___ MATERIAL SUPPLIED ___

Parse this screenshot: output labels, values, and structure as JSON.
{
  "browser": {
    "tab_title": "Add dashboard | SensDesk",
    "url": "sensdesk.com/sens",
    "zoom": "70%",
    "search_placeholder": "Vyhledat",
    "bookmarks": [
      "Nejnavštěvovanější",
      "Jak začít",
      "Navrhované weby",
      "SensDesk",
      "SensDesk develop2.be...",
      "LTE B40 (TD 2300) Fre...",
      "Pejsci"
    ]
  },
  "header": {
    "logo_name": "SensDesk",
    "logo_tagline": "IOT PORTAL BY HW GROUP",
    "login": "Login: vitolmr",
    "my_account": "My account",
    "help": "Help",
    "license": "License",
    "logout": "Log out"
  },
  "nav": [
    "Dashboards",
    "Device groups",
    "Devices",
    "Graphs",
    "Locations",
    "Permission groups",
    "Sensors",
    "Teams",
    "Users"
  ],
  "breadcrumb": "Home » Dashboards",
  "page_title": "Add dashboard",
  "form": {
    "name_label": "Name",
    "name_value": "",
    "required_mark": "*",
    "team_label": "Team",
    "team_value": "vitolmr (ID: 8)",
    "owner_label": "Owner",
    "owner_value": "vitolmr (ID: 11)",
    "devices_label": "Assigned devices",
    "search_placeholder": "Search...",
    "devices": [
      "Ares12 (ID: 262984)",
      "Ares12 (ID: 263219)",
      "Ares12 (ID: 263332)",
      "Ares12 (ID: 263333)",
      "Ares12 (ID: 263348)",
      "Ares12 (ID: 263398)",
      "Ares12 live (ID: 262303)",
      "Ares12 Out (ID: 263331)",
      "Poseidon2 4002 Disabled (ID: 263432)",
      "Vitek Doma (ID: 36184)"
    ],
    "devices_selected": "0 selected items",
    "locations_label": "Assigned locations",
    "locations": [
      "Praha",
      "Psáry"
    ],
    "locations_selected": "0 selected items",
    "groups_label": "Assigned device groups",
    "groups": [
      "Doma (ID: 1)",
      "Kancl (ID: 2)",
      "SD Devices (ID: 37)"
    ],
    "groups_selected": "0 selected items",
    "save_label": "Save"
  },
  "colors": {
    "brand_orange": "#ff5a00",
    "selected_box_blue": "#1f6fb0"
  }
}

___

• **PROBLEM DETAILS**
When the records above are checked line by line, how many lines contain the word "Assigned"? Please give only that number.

• **COMPLETED TASK**
3